_What the task asks_
Every entry must be set down exactly in the answer; no pictures should appear.
= Beginning of Section =
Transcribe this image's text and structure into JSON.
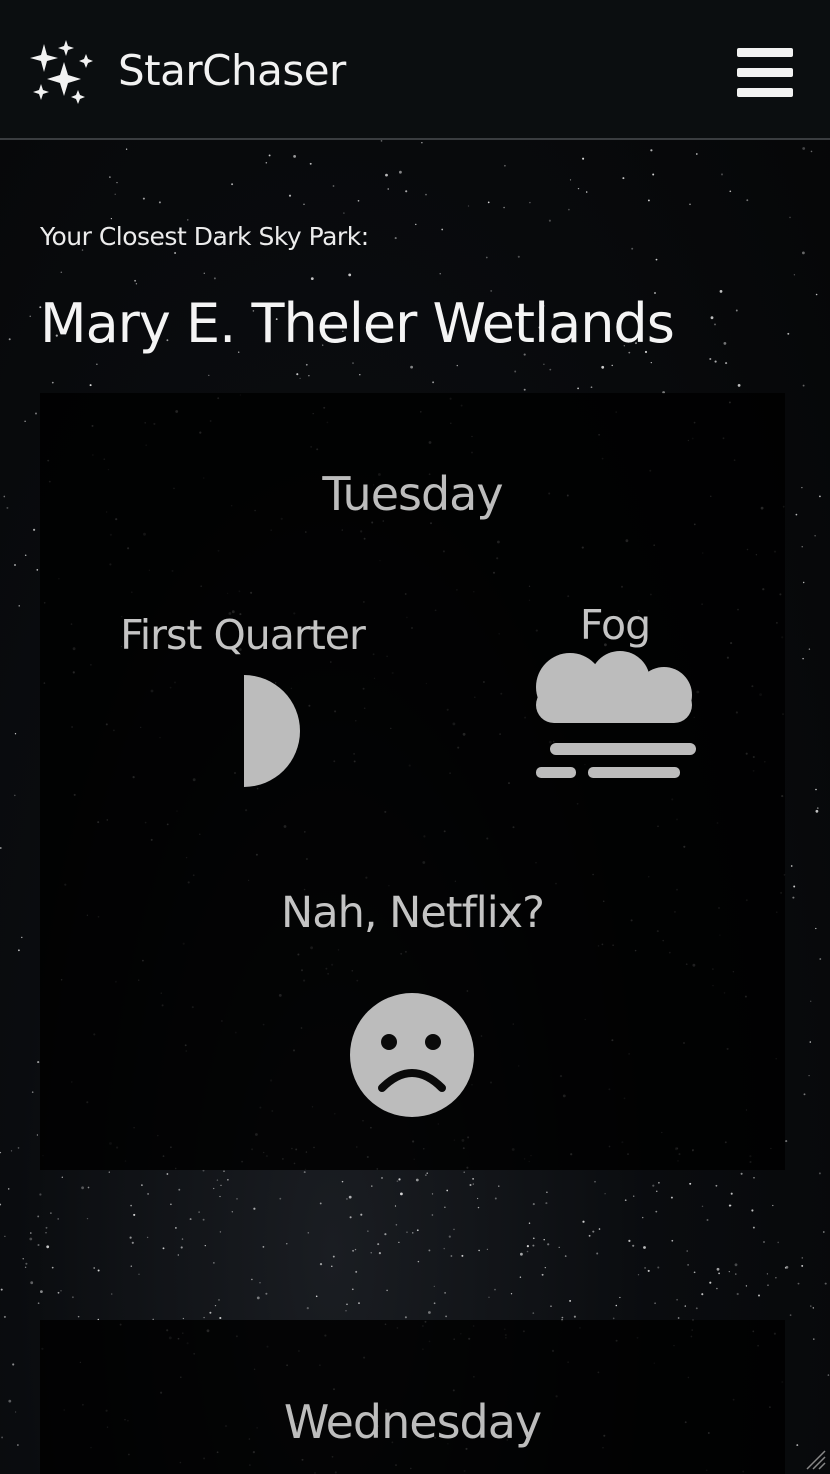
{
  "app": {
    "brand": "StarChaser",
    "logo_icon": "sparkles-icon",
    "menu_icon": "hamburger-menu-icon"
  },
  "park": {
    "label": "Your Closest Dark Sky Park:",
    "name": "Mary E. Theler Wetlands"
  },
  "forecast": [
    {
      "day": "Tuesday",
      "moon_phase": "First Quarter",
      "moon_icon": "first-quarter-moon-icon",
      "weather": "Fog",
      "weather_icon": "fog-icon",
      "verdict": "Nah, Netflix?",
      "verdict_icon": "sad-face-icon"
    },
    {
      "day": "Wednesday"
    }
  ],
  "colors": {
    "background": "#07090b",
    "topbar": "#0b0e10",
    "text_primary": "#f2f2f2",
    "text_muted": "#c4c4c4",
    "icon_fill": "#bcbcbc",
    "card": "#000000"
  }
}
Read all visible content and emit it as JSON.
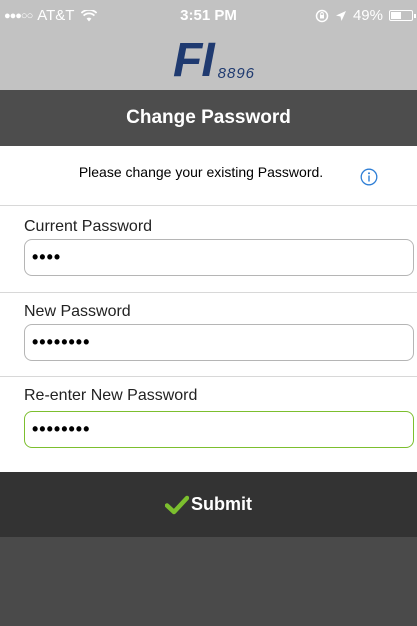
{
  "status": {
    "signal": "●●●○○",
    "carrier": "AT&T",
    "time": "3:51 PM",
    "battery": "49%",
    "battery_level": 0.49
  },
  "logo": {
    "main": "FI",
    "sub": "8896",
    "color": "#1f3a70"
  },
  "header": {
    "title": "Change Password"
  },
  "instruction": {
    "text": "Please change your existing Password."
  },
  "form": {
    "current": {
      "label": "Current Password",
      "value": "••••"
    },
    "new": {
      "label": "New Password",
      "value": "••••••••"
    },
    "reenter": {
      "label": "Re-enter New Password",
      "value": "••••••••"
    }
  },
  "submit": {
    "label": "Submit",
    "icon": "check-icon"
  },
  "colors": {
    "accent_green": "#7cbf2e",
    "info_blue": "#2f7fd6",
    "header_bg": "#4d4d4d",
    "submit_bg": "#333333"
  }
}
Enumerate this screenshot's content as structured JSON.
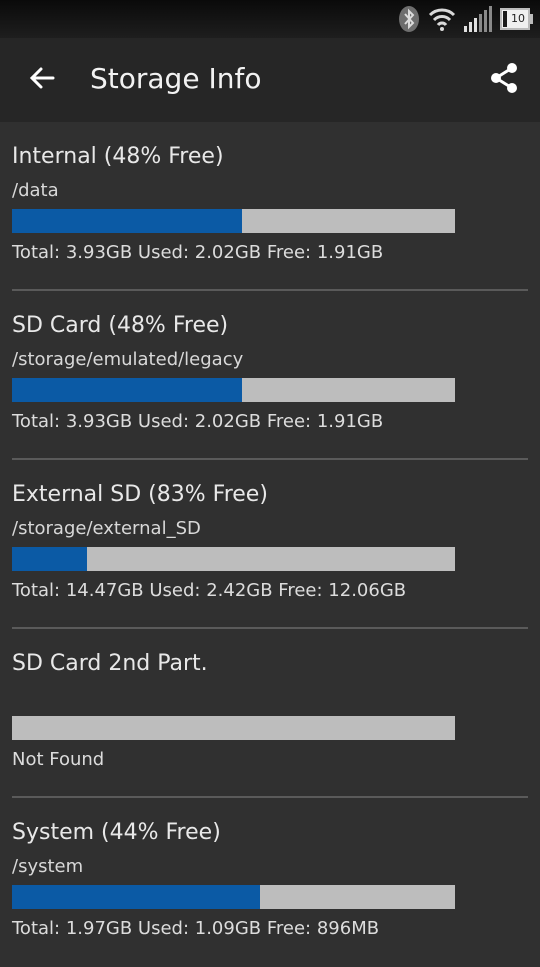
{
  "status_bar": {
    "battery_level": "10",
    "icons": [
      "bluetooth-icon",
      "wifi-icon",
      "signal-icon",
      "battery-icon"
    ]
  },
  "app_bar": {
    "title": "Storage Info",
    "back_icon": "arrow-left-icon",
    "share_icon": "share-icon"
  },
  "colors": {
    "used_fill": "#0b5aa5",
    "bar_track": "#bdbdbd",
    "background": "#303030",
    "app_bar": "#262626"
  },
  "storages": [
    {
      "name": "Internal (48% Free)",
      "path": "/data",
      "used_fraction": 0.52,
      "stats": "Total: 3.93GB Used: 2.02GB Free: 1.91GB"
    },
    {
      "name": "SD Card (48% Free)",
      "path": "/storage/emulated/legacy",
      "used_fraction": 0.52,
      "stats": "Total: 3.93GB Used: 2.02GB Free: 1.91GB"
    },
    {
      "name": "External SD (83% Free)",
      "path": "/storage/external_SD",
      "used_fraction": 0.17,
      "stats": "Total: 14.47GB Used: 2.42GB Free: 12.06GB"
    },
    {
      "name": "SD Card 2nd Part.",
      "path": "",
      "used_fraction": 0,
      "stats": "Not Found"
    },
    {
      "name": "System (44% Free)",
      "path": "/system",
      "used_fraction": 0.56,
      "stats": "Total: 1.97GB Used: 1.09GB Free: 896MB"
    }
  ]
}
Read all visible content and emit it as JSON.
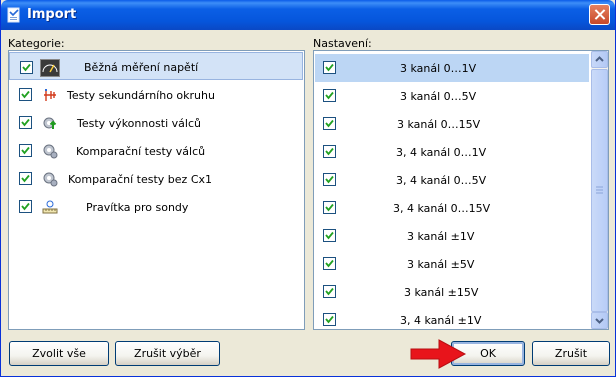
{
  "window": {
    "title": "Import"
  },
  "left": {
    "label": "Kategorie:",
    "items": [
      {
        "label": "Běžná měření napětí",
        "checked": true,
        "icon": "meter-icon"
      },
      {
        "label": "Testy sekundárního okruhu",
        "checked": true,
        "icon": "circuit-icon"
      },
      {
        "label": "Testy výkonnosti válců",
        "checked": true,
        "icon": "gear-up-icon"
      },
      {
        "label": "Komparační testy válců",
        "checked": true,
        "icon": "gear-icon"
      },
      {
        "label": "Komparační testy bez Cx1",
        "checked": true,
        "icon": "gear-icon"
      },
      {
        "label": "Pravítka pro sondy",
        "checked": true,
        "icon": "ruler-icon"
      }
    ]
  },
  "right": {
    "label": "Nastavení:",
    "items": [
      {
        "label": "3 kanál 0…1V",
        "checked": true
      },
      {
        "label": "3 kanál 0…5V",
        "checked": true
      },
      {
        "label": "3 kanál 0…15V",
        "checked": true
      },
      {
        "label": "3, 4 kanál 0…1V",
        "checked": true
      },
      {
        "label": "3, 4 kanál 0…5V",
        "checked": true
      },
      {
        "label": "3, 4 kanál 0…15V",
        "checked": true
      },
      {
        "label": "3 kanál ±1V",
        "checked": true
      },
      {
        "label": "3 kanál ±5V",
        "checked": true
      },
      {
        "label": "3 kanál ±15V",
        "checked": true
      },
      {
        "label": "3, 4 kanál ±1V",
        "checked": true
      }
    ]
  },
  "buttons": {
    "select_all": "Zvolit vše",
    "clear_selection": "Zrušit výběr",
    "ok": "OK",
    "cancel": "Zrušit"
  },
  "colors": {
    "arrow": "#e8141b",
    "title_bar": "#0656dc"
  }
}
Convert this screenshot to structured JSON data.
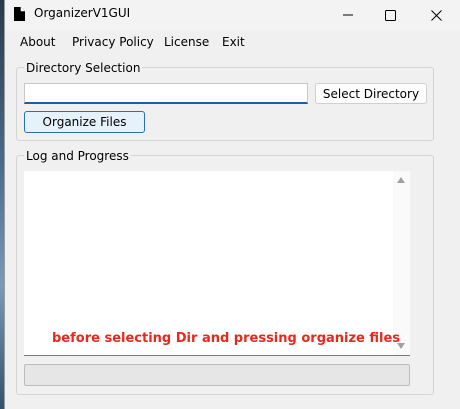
{
  "window": {
    "title": "OrganizerV1GUI",
    "controls": {
      "minimize": "–",
      "maximize": "☐",
      "close": "✕"
    }
  },
  "menu": {
    "items": [
      "About",
      "Privacy Policy",
      "License",
      "Exit"
    ]
  },
  "directory_selection": {
    "group_label": "Directory Selection",
    "path_value": "",
    "select_button_label": "Select Directory",
    "organize_button_label": "Organize Files"
  },
  "log": {
    "group_label": "Log and Progress",
    "annotation": "before selecting Dir and pressing organize files",
    "annotation_color": "#e8281e"
  },
  "progress": {
    "value": 0
  },
  "icons": {
    "app": "document-icon"
  }
}
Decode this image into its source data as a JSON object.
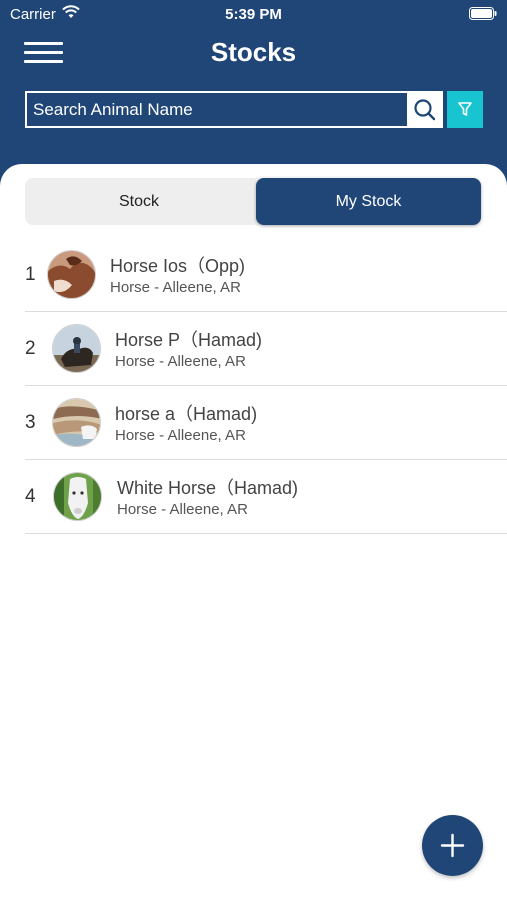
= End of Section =
_Exercise output_
Transcribe this image's text and structure into JSON.
{
  "app": {
    "brand": "StarChaser",
    "logo_icon": "sparkles-icon",
    "menu_icon": "hamburger-menu-icon"
  },
  "park": {
    "label": "Your Closest Dark Sky Park:",
    "name": "Mary E. Theler Wetlands"
  },
  "forecast": [
    {
      "day": "Tuesday",
      "moon_phase": "First Quarter",
      "moon_icon": "first-quarter-moon-icon",
      "weather": "Fog",
      "weather_icon": "fog-icon",
      "verdict": "Nah, Netflix?",
      "verdict_icon": "sad-face-icon"
    },
    {
      "day": "Wednesday"
    }
  ],
  "colors": {
    "background": "#07090b",
    "topbar": "#0b0e10",
    "text_primary": "#f2f2f2",
    "text_muted": "#c4c4c4",
    "icon_fill": "#bcbcbc",
    "card": "#000000"
  }
}
Read all visible content and emit it as JSON.
{
  "status": {
    "signal": "●●●○○",
    "carrier": "AT&T",
    "time": "3:51 PM",
    "battery": "49%",
    "battery_level": 0.49
  },
  "logo": {
    "main": "FI",
    "sub": "8896",
    "color": "#1f3a70"
  },
  "header": {
    "title": "Change Password"
  },
  "instruction": {
    "text": "Please change your existing Password."
  },
  "form": {
    "current": {
      "label": "Current Password",
      "value": "••••"
    },
    "new": {
      "label": "New Password",
      "value": "••••••••"
    },
    "reenter": {
      "label": "Re-enter New Password",
      "value": "••••••••"
    }
  },
  "submit": {
    "label": "Submit",
    "icon": "check-icon"
  },
  "colors": {
    "accent_green": "#7cbf2e",
    "info_blue": "#2f7fd6",
    "header_bg": "#4d4d4d",
    "submit_bg": "#333333"
  }
}
Enumerate this screenshot's content as structured JSON.
{
  "status_bar": {
    "battery_level": "10",
    "icons": [
      "bluetooth-icon",
      "wifi-icon",
      "signal-icon",
      "battery-icon"
    ]
  },
  "app_bar": {
    "title": "Storage Info",
    "back_icon": "arrow-left-icon",
    "share_icon": "share-icon"
  },
  "colors": {
    "used_fill": "#0b5aa5",
    "bar_track": "#bdbdbd",
    "background": "#303030",
    "app_bar": "#262626"
  },
  "storages": [
    {
      "name": "Internal (48% Free)",
      "path": "/data",
      "used_fraction": 0.52,
      "stats": "Total: 3.93GB Used: 2.02GB Free: 1.91GB"
    },
    {
      "name": "SD Card (48% Free)",
      "path": "/storage/emulated/legacy",
      "used_fraction": 0.52,
      "stats": "Total: 3.93GB Used: 2.02GB Free: 1.91GB"
    },
    {
      "name": "External SD (83% Free)",
      "path": "/storage/external_SD",
      "used_fraction": 0.17,
      "stats": "Total: 14.47GB Used: 2.42GB Free: 12.06GB"
    },
    {
      "name": "SD Card 2nd Part.",
      "path": "",
      "used_fraction": 0,
      "stats": "Not Found"
    },
    {
      "name": "System (44% Free)",
      "path": "/system",
      "used_fraction": 0.56,
      "stats": "Total: 1.97GB Used: 1.09GB Free: 896MB"
    }
  ]
}
Read all visible content and emit it as JSON.
{
  "window": {
    "title": "Import"
  },
  "left": {
    "label": "Kategorie:",
    "items": [
      {
        "label": "Běžná měření napětí",
        "checked": true,
        "icon": "meter-icon"
      },
      {
        "label": "Testy sekundárního okruhu",
        "checked": true,
        "icon": "circuit-icon"
      },
      {
        "label": "Testy výkonnosti válců",
        "checked": true,
        "icon": "gear-up-icon"
      },
      {
        "label": "Komparační testy válců",
        "checked": true,
        "icon": "gear-icon"
      },
      {
        "label": "Komparační testy bez Cx1",
        "checked": true,
        "icon": "gear-icon"
      },
      {
        "label": "Pravítka pro sondy",
        "checked": true,
        "icon": "ruler-icon"
      }
    ]
  },
  "right": {
    "label": "Nastavení:",
    "items": [
      {
        "label": "3 kanál 0…1V",
        "checked": true
      },
      {
        "label": "3 kanál 0…5V",
        "checked": true
      },
      {
        "label": "3 kanál 0…15V",
        "checked": true
      },
      {
        "label": "3, 4 kanál 0…1V",
        "checked": true
      },
      {
        "label": "3, 4 kanál 0…5V",
        "checked": true
      },
      {
        "label": "3, 4 kanál 0…15V",
        "checked": true
      },
      {
        "label": "3 kanál ±1V",
        "checked": true
      },
      {
        "label": "3 kanál ±5V",
        "checked": true
      },
      {
        "label": "3 kanál ±15V",
        "checked": true
      },
      {
        "label": "3, 4 kanál ±1V",
        "checked": true
      }
    ]
  },
  "buttons": {
    "select_all": "Zvolit vše",
    "clear_selection": "Zrušit výběr",
    "ok": "OK",
    "cancel": "Zrušit"
  },
  "colors": {
    "arrow": "#e8141b",
    "title_bar": "#0656dc"
  }
}
Convert this screenshot to structured JSON data.
{
  "window": {
    "title": "OrganizerV1GUI",
    "controls": {
      "minimize": "–",
      "maximize": "☐",
      "close": "✕"
    }
  },
  "menu": {
    "items": [
      "About",
      "Privacy Policy",
      "License",
      "Exit"
    ]
  },
  "directory_selection": {
    "group_label": "Directory Selection",
    "path_value": "",
    "select_button_label": "Select Directory",
    "organize_button_label": "Organize Files"
  },
  "log": {
    "group_label": "Log and Progress",
    "annotation": "before selecting Dir and pressing organize files",
    "annotation_color": "#e8281e"
  },
  "progress": {
    "value": 0
  },
  "icons": {
    "app": "document-icon"
  }
}
Decode this image into its source data as a JSON object.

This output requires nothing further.